Shannon Courtenay has described herself as an "animal" in the ring ahead of her third professional fight next Friday.

The 'Baby Face Assassin' will take on a yet-to-be-named opponent at York Hall as she looks to continue her development since turning pro last year.

Courtenay has two wins from two fights and believes she is changing perceptions of women's boxing every time she steps in the ring.

"I'm extremely girly and you would never believe that I box because I'm everything that you wouldn't expect a boxer to look like," she said.

"But the minute that my gumshield goes in, I'm an absolute animal when it comes time to fight.

"I look like a woman outside the ring, but I fight like a man and that's changed a lot of people's opinions.

"Before my debut, a lot of people saw what I looked like and thought I couldn't box, so it's good to change people's minds.

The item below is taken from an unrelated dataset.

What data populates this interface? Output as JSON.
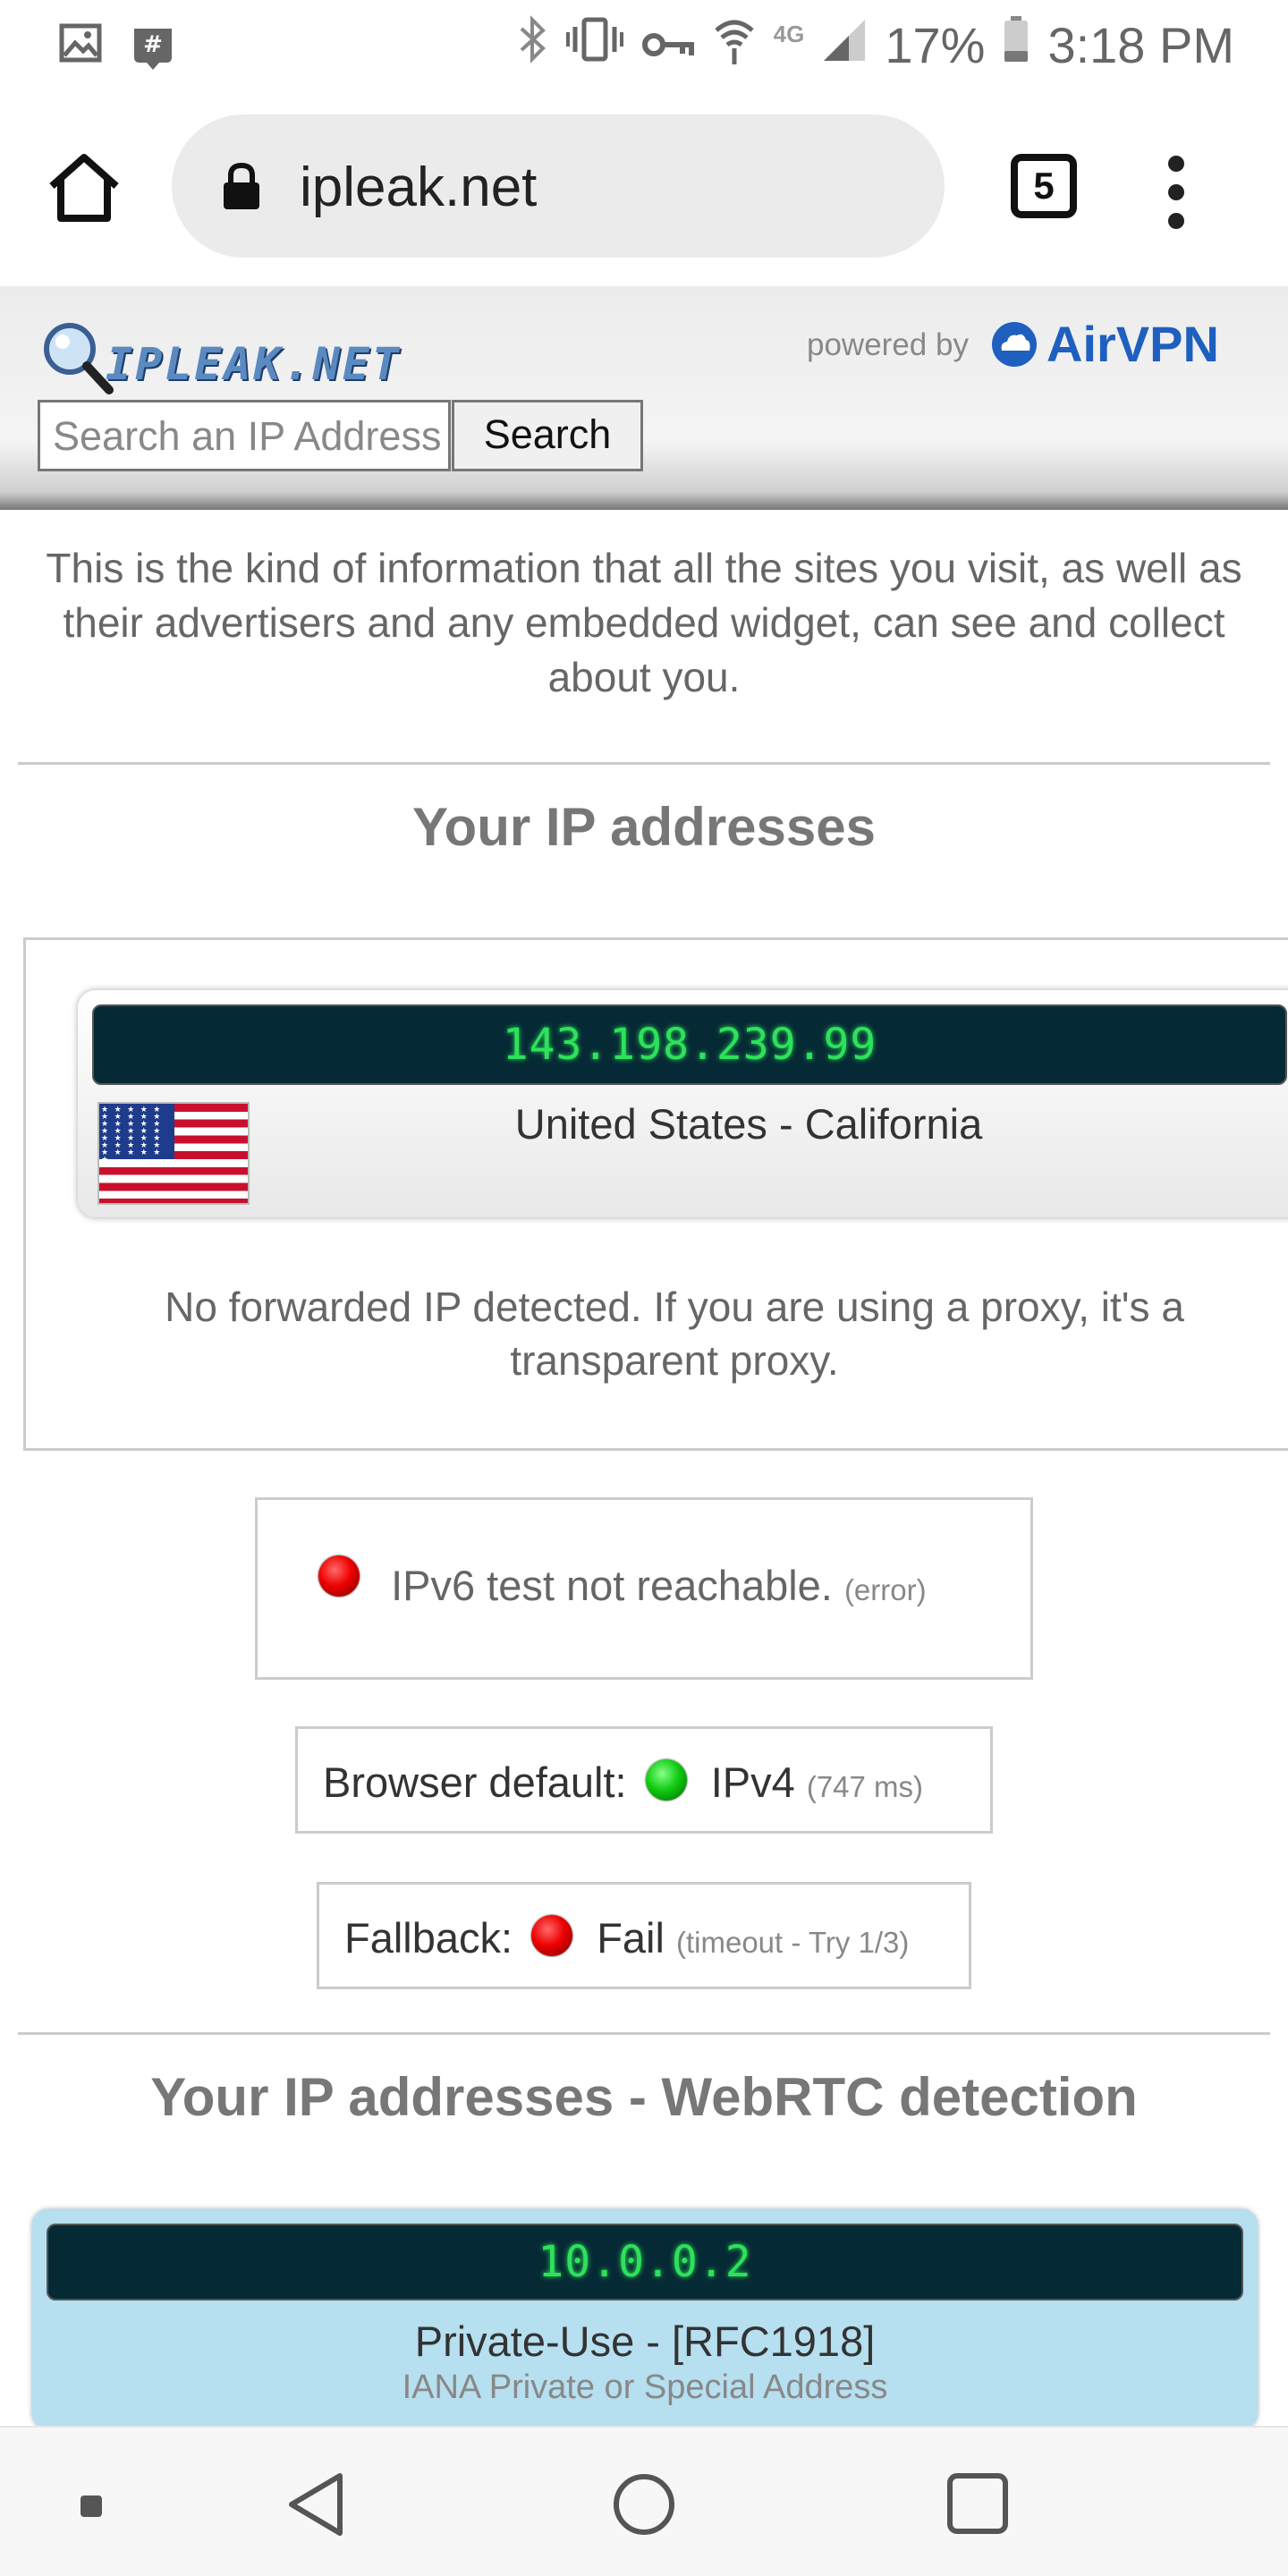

My main objective, other than winning and winning titles is to start breaking stereotypes."

The super bantamweight is part of a swathe of female boxers currently demonstrating why boxing is not just a man's sport.

Recently, Katie Taylor and Delfine Persoon produced one of the most convincing arguments in favour of women's boxing when they clashed in a close-run scrap on the undercard of Joshua vs Ruiz Jr at Madison Square Garden in New York, and Courtenay is pleased to be part of the same set of fighters changing public opinion.

"I definitely feel like I'm part of the movement that's changing women's boxing," she said.

"Obviously Katie Taylor's led the way, that fight was incredible and it just shows again that even on a massive stage like that, where everyone's only really there to watch Anthony Joshua, she stole the show yet again. That fight showed that we can compete at that level and it did wonders for women's boxing.

"If I'm honest, I don't believe Taylor won the fight, but the rematch is a fight I definitely want to see and I think we need to see.

"I think we're still quite far away from a woman headlining a massive, massive show, which is a shame because we're just as exciting, sometimes even more exciting, than men."

Changing perceptions has come at a cost to Courtenay, who has not had time to rest since turning professional last September.

After two fights just two weeks apart, shortly followed by the third next week, the 25-year-old admits she has been putting her body "through hell" in order to compete.

However, a flurry of messages from people who have taken inspiration from her journey from a heavy drinker who was once told she was "fat and smelled of cigarettes" to a professional athlete, ensures she maintains the desire to keep working hard to achieve her goals.

"My body's kind of sore now, I've been in camp since September, so I need a rest," said Courtenay.

"I've been training and putting my body through hell, but after I'll get to give my body a rest and my mind a rest, which I'm looking forward to more than anything.

"This is probably the best I've felt going into a fight where everything's coming together, sparring's going great and I've kind of got used to the cameras and everything else and I'm excited for my next fight.

"I get thousands and thousands of messages from people saying how my story's either changed them or inspired their daughter or their son or their wife and it makes such a difference to me.

"Just to know I've helped even one person would tell me I'm doing the right thing, but apparently I've helped a lot of people, which is just amazing.

"It pushes me further knowing that I've got great backing, great support, it makes me want to achieve even more."

Further support for Courtenay comes from Watford, where she is just one of several boxers to be representing the town.

Also fighting in York Hall next week will be Reece Bellotti, who also comes from the area, while heavyweight superstar Anthony Joshua is one of the town's most famous athletes.

"There must be something in the Water in Watford," said Courtenay.

"Watford just seems to be creating some pretty decent boxers at the moment, which is nice to see.

"It's great to be a part of it and to get Watford out there for sporting achievements. Obviously the football team had a great season this year and as a sporting town we seem to be doing really well at the minute so I feel really blessed to be part of that.

"Watford has the most amazing passionate fans, you saw that against City even though they were 6-0 down they were still cheering and when I fight in arenas, even in these massive arenas, my fans seem to take over, they're so loud, so I dread to think how loud they're going to be at York Hall."